[Dataset rows describing interfaces]
== Segment start ==
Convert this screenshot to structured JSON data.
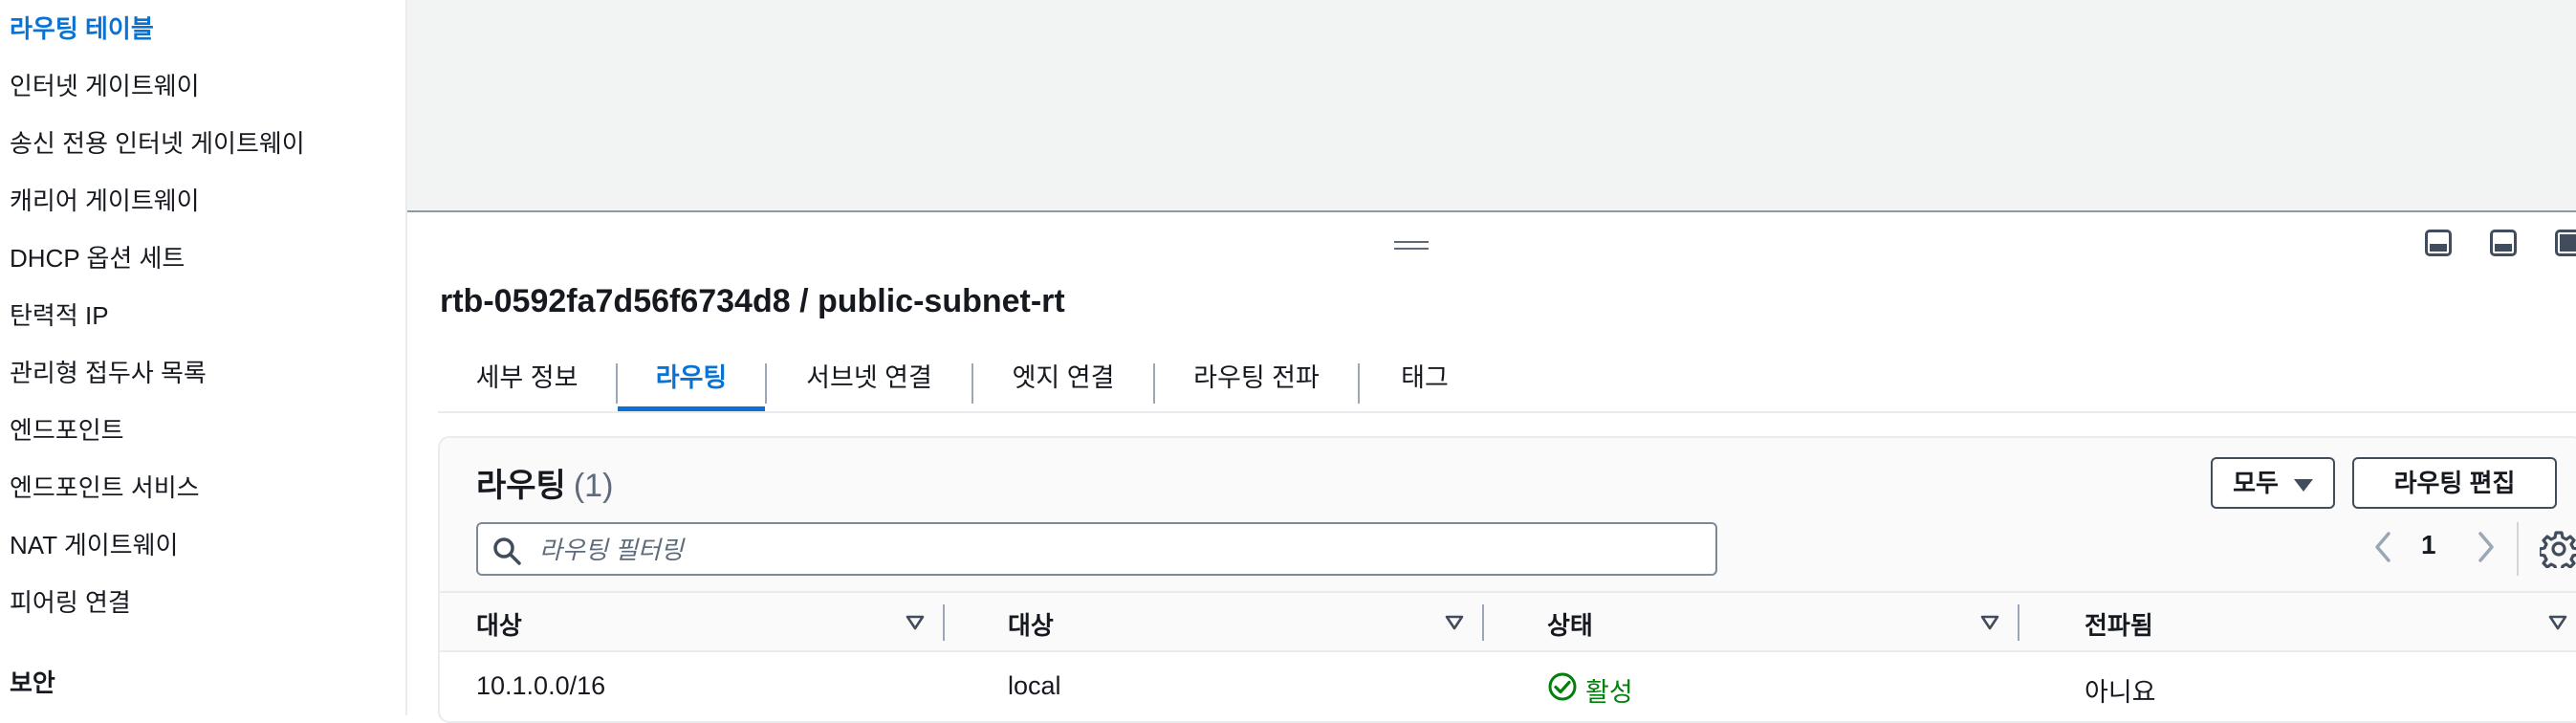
{
  "sidebar": {
    "items": [
      {
        "label": "라우팅 테이블",
        "active": true
      },
      {
        "label": "인터넷 게이트웨이"
      },
      {
        "label": "송신 전용 인터넷 게이트웨이"
      },
      {
        "label": "캐리어 게이트웨이"
      },
      {
        "label": "DHCP 옵션 세트"
      },
      {
        "label": "탄력적 IP"
      },
      {
        "label": "관리형 접두사 목록"
      },
      {
        "label": "엔드포인트"
      },
      {
        "label": "엔드포인트 서비스"
      },
      {
        "label": "NAT 게이트웨이"
      },
      {
        "label": "피어링 연결"
      }
    ],
    "section_security": "보안"
  },
  "detail": {
    "title": "rtb-0592fa7d56f6734d8 / public-subnet-rt",
    "tabs": [
      {
        "label": "세부 정보"
      },
      {
        "label": "라우팅",
        "active": true
      },
      {
        "label": "서브넷 연결"
      },
      {
        "label": "엣지 연결"
      },
      {
        "label": "라우팅 전파"
      },
      {
        "label": "태그"
      }
    ]
  },
  "routes": {
    "title": "라우팅",
    "count": "(1)",
    "filter_select_label": "모두",
    "edit_button_label": "라우팅 편집",
    "search_placeholder": "라우팅 필터링",
    "current_page": "1",
    "columns": [
      "대상",
      "대상",
      "상태",
      "전파됨"
    ],
    "rows": [
      {
        "destination": "10.1.0.0/16",
        "target": "local",
        "status": "활성",
        "propagated": "아니요"
      }
    ]
  },
  "colors": {
    "accent": "#0972d3",
    "success": "#037f0c",
    "text": "#16191f"
  },
  "icons": [
    "search-icon",
    "gear-icon",
    "chevron-left-icon",
    "chevron-right-icon",
    "sort-caret-icon",
    "check-circle-icon",
    "panel-position-icon",
    "drag-handle-icon"
  ]
}
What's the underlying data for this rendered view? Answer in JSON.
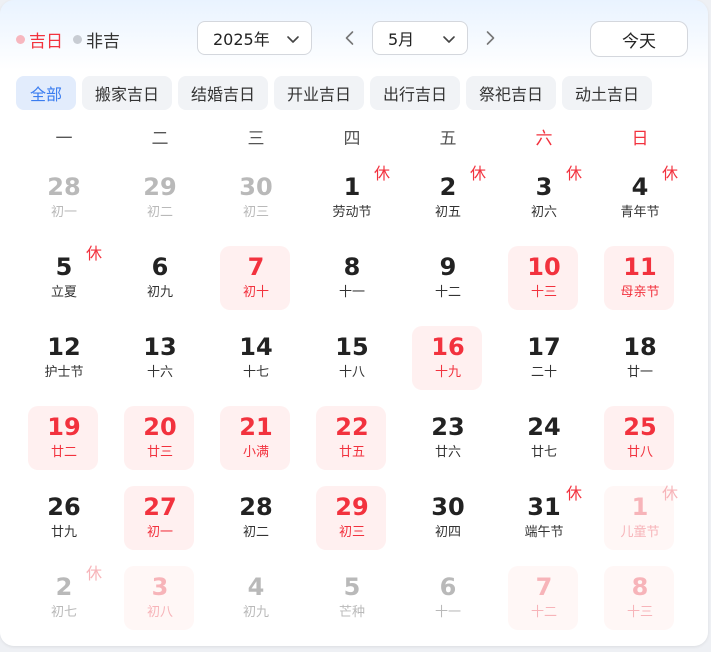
{
  "legend": {
    "lucky": "吉日",
    "unlucky": "非吉"
  },
  "year_select": {
    "value": "2025年"
  },
  "month_select": {
    "value": "5月"
  },
  "today_label": "今天",
  "tabs": [
    "全部",
    "搬家吉日",
    "结婚吉日",
    "开业吉日",
    "出行吉日",
    "祭祀吉日",
    "动土吉日"
  ],
  "weekdays": [
    "一",
    "二",
    "三",
    "四",
    "五",
    "六",
    "日"
  ],
  "rest_label": "休",
  "colors": {
    "lucky": "#f2323e",
    "accent": "#3b7df0",
    "lucky_bg": "#fff0f0"
  },
  "weeks": [
    [
      {
        "day": "28",
        "sub": "初一",
        "faded": true
      },
      {
        "day": "29",
        "sub": "初二",
        "faded": true
      },
      {
        "day": "30",
        "sub": "初三",
        "faded": true
      },
      {
        "day": "1",
        "sub": "劳动节",
        "rest": true
      },
      {
        "day": "2",
        "sub": "初五",
        "rest": true
      },
      {
        "day": "3",
        "sub": "初六",
        "rest": true
      },
      {
        "day": "4",
        "sub": "青年节",
        "rest": true
      }
    ],
    [
      {
        "day": "5",
        "sub": "立夏",
        "rest": true
      },
      {
        "day": "6",
        "sub": "初九"
      },
      {
        "day": "7",
        "sub": "初十",
        "good": true
      },
      {
        "day": "8",
        "sub": "十一"
      },
      {
        "day": "9",
        "sub": "十二"
      },
      {
        "day": "10",
        "sub": "十三",
        "good": true
      },
      {
        "day": "11",
        "sub": "母亲节",
        "good": true
      }
    ],
    [
      {
        "day": "12",
        "sub": "护士节"
      },
      {
        "day": "13",
        "sub": "十六"
      },
      {
        "day": "14",
        "sub": "十七"
      },
      {
        "day": "15",
        "sub": "十八"
      },
      {
        "day": "16",
        "sub": "十九",
        "good": true
      },
      {
        "day": "17",
        "sub": "二十"
      },
      {
        "day": "18",
        "sub": "廿一"
      }
    ],
    [
      {
        "day": "19",
        "sub": "廿二",
        "good": true
      },
      {
        "day": "20",
        "sub": "廿三",
        "good": true
      },
      {
        "day": "21",
        "sub": "小满",
        "good": true
      },
      {
        "day": "22",
        "sub": "廿五",
        "good": true
      },
      {
        "day": "23",
        "sub": "廿六"
      },
      {
        "day": "24",
        "sub": "廿七"
      },
      {
        "day": "25",
        "sub": "廿八",
        "good": true
      }
    ],
    [
      {
        "day": "26",
        "sub": "廿九"
      },
      {
        "day": "27",
        "sub": "初一",
        "good": true
      },
      {
        "day": "28",
        "sub": "初二"
      },
      {
        "day": "29",
        "sub": "初三",
        "good": true
      },
      {
        "day": "30",
        "sub": "初四"
      },
      {
        "day": "31",
        "sub": "端午节",
        "rest": true
      },
      {
        "day": "1",
        "sub": "儿童节",
        "rest": true,
        "faded": true,
        "good": true
      }
    ],
    [
      {
        "day": "2",
        "sub": "初七",
        "rest": true,
        "faded": true
      },
      {
        "day": "3",
        "sub": "初八",
        "faded": true,
        "good": true
      },
      {
        "day": "4",
        "sub": "初九",
        "faded": true
      },
      {
        "day": "5",
        "sub": "芒种",
        "faded": true
      },
      {
        "day": "6",
        "sub": "十一",
        "faded": true
      },
      {
        "day": "7",
        "sub": "十二",
        "faded": true,
        "good": true
      },
      {
        "day": "8",
        "sub": "十三",
        "faded": true,
        "good": true
      }
    ]
  ]
}
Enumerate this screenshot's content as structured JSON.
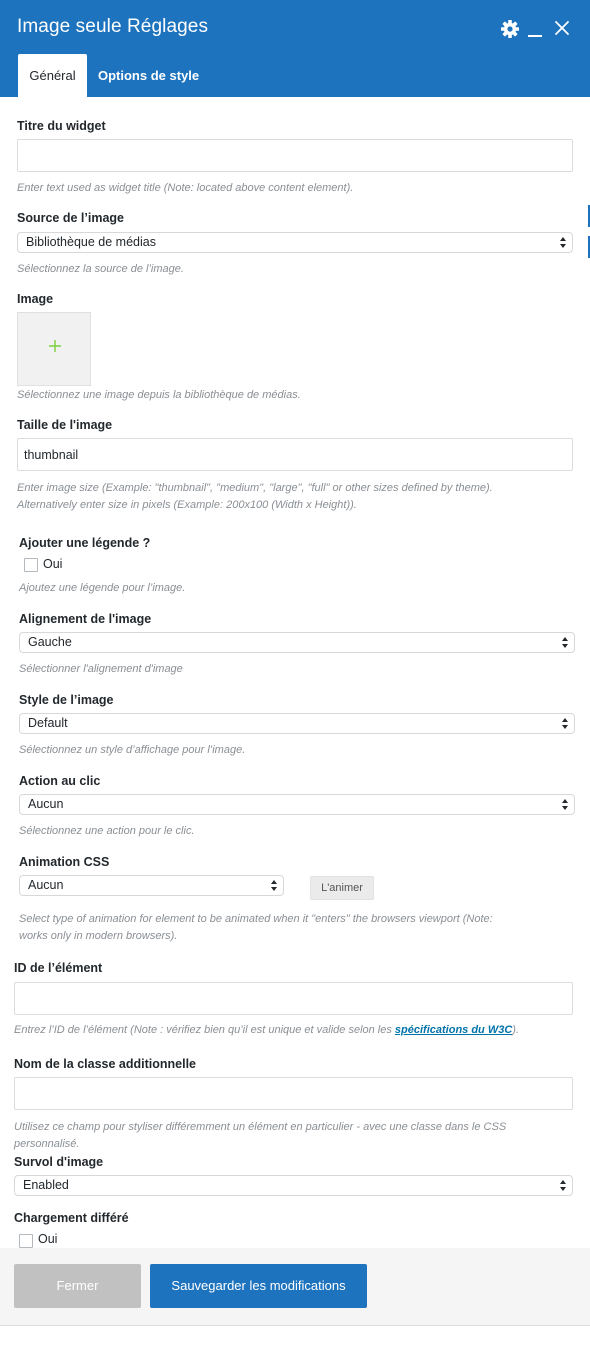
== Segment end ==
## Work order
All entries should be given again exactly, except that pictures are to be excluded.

## Answer to the exercise
Convert this screenshot to structured JSON data.
{
  "sidebar": {
    "items": [
      {
        "label": "라우팅 테이블",
        "active": true
      },
      {
        "label": "인터넷 게이트웨이"
      },
      {
        "label": "송신 전용 인터넷 게이트웨이"
      },
      {
        "label": "캐리어 게이트웨이"
      },
      {
        "label": "DHCP 옵션 세트"
      },
      {
        "label": "탄력적 IP"
      },
      {
        "label": "관리형 접두사 목록"
      },
      {
        "label": "엔드포인트"
      },
      {
        "label": "엔드포인트 서비스"
      },
      {
        "label": "NAT 게이트웨이"
      },
      {
        "label": "피어링 연결"
      }
    ],
    "section_security": "보안"
  },
  "detail": {
    "title": "rtb-0592fa7d56f6734d8 / public-subnet-rt",
    "tabs": [
      {
        "label": "세부 정보"
      },
      {
        "label": "라우팅",
        "active": true
      },
      {
        "label": "서브넷 연결"
      },
      {
        "label": "엣지 연결"
      },
      {
        "label": "라우팅 전파"
      },
      {
        "label": "태그"
      }
    ]
  },
  "routes": {
    "title": "라우팅",
    "count": "(1)",
    "filter_select_label": "모두",
    "edit_button_label": "라우팅 편집",
    "search_placeholder": "라우팅 필터링",
    "current_page": "1",
    "columns": [
      "대상",
      "대상",
      "상태",
      "전파됨"
    ],
    "rows": [
      {
        "destination": "10.1.0.0/16",
        "target": "local",
        "status": "활성",
        "propagated": "아니요"
      }
    ]
  },
  "colors": {
    "accent": "#0972d3",
    "success": "#037f0c",
    "text": "#16191f"
  },
  "icons": [
    "search-icon",
    "gear-icon",
    "chevron-left-icon",
    "chevron-right-icon",
    "sort-caret-icon",
    "check-circle-icon",
    "panel-position-icon",
    "drag-handle-icon"
  ]
}
What's the underlying data for this rendered view? Answer in JSON.
{
  "legend": {
    "lucky": "吉日",
    "unlucky": "非吉"
  },
  "year_select": {
    "value": "2025年"
  },
  "month_select": {
    "value": "5月"
  },
  "today_label": "今天",
  "tabs": [
    "全部",
    "搬家吉日",
    "结婚吉日",
    "开业吉日",
    "出行吉日",
    "祭祀吉日",
    "动土吉日"
  ],
  "weekdays": [
    "一",
    "二",
    "三",
    "四",
    "五",
    "六",
    "日"
  ],
  "rest_label": "休",
  "colors": {
    "lucky": "#f2323e",
    "accent": "#3b7df0",
    "lucky_bg": "#fff0f0"
  },
  "weeks": [
    [
      {
        "day": "28",
        "sub": "初一",
        "faded": true
      },
      {
        "day": "29",
        "sub": "初二",
        "faded": true
      },
      {
        "day": "30",
        "sub": "初三",
        "faded": true
      },
      {
        "day": "1",
        "sub": "劳动节",
        "rest": true
      },
      {
        "day": "2",
        "sub": "初五",
        "rest": true
      },
      {
        "day": "3",
        "sub": "初六",
        "rest": true
      },
      {
        "day": "4",
        "sub": "青年节",
        "rest": true
      }
    ],
    [
      {
        "day": "5",
        "sub": "立夏",
        "rest": true
      },
      {
        "day": "6",
        "sub": "初九"
      },
      {
        "day": "7",
        "sub": "初十",
        "good": true
      },
      {
        "day": "8",
        "sub": "十一"
      },
      {
        "day": "9",
        "sub": "十二"
      },
      {
        "day": "10",
        "sub": "十三",
        "good": true
      },
      {
        "day": "11",
        "sub": "母亲节",
        "good": true
      }
    ],
    [
      {
        "day": "12",
        "sub": "护士节"
      },
      {
        "day": "13",
        "sub": "十六"
      },
      {
        "day": "14",
        "sub": "十七"
      },
      {
        "day": "15",
        "sub": "十八"
      },
      {
        "day": "16",
        "sub": "十九",
        "good": true
      },
      {
        "day": "17",
        "sub": "二十"
      },
      {
        "day": "18",
        "sub": "廿一"
      }
    ],
    [
      {
        "day": "19",
        "sub": "廿二",
        "good": true
      },
      {
        "day": "20",
        "sub": "廿三",
        "good": true
      },
      {
        "day": "21",
        "sub": "小满",
        "good": true
      },
      {
        "day": "22",
        "sub": "廿五",
        "good": true
      },
      {
        "day": "23",
        "sub": "廿六"
      },
      {
        "day": "24",
        "sub": "廿七"
      },
      {
        "day": "25",
        "sub": "廿八",
        "good": true
      }
    ],
    [
      {
        "day": "26",
        "sub": "廿九"
      },
      {
        "day": "27",
        "sub": "初一",
        "good": true
      },
      {
        "day": "28",
        "sub": "初二"
      },
      {
        "day": "29",
        "sub": "初三",
        "good": true
      },
      {
        "day": "30",
        "sub": "初四"
      },
      {
        "day": "31",
        "sub": "端午节",
        "rest": true
      },
      {
        "day": "1",
        "sub": "儿童节",
        "rest": true,
        "faded": true,
        "good": true
      }
    ],
    [
      {
        "day": "2",
        "sub": "初七",
        "rest": true,
        "faded": true
      },
      {
        "day": "3",
        "sub": "初八",
        "faded": true,
        "good": true
      },
      {
        "day": "4",
        "sub": "初九",
        "faded": true
      },
      {
        "day": "5",
        "sub": "芒种",
        "faded": true
      },
      {
        "day": "6",
        "sub": "十一",
        "faded": true
      },
      {
        "day": "7",
        "sub": "十二",
        "faded": true,
        "good": true
      },
      {
        "day": "8",
        "sub": "十三",
        "faded": true,
        "good": true
      }
    ]
  ]
}
Enumerate this screenshot's content as structured JSON.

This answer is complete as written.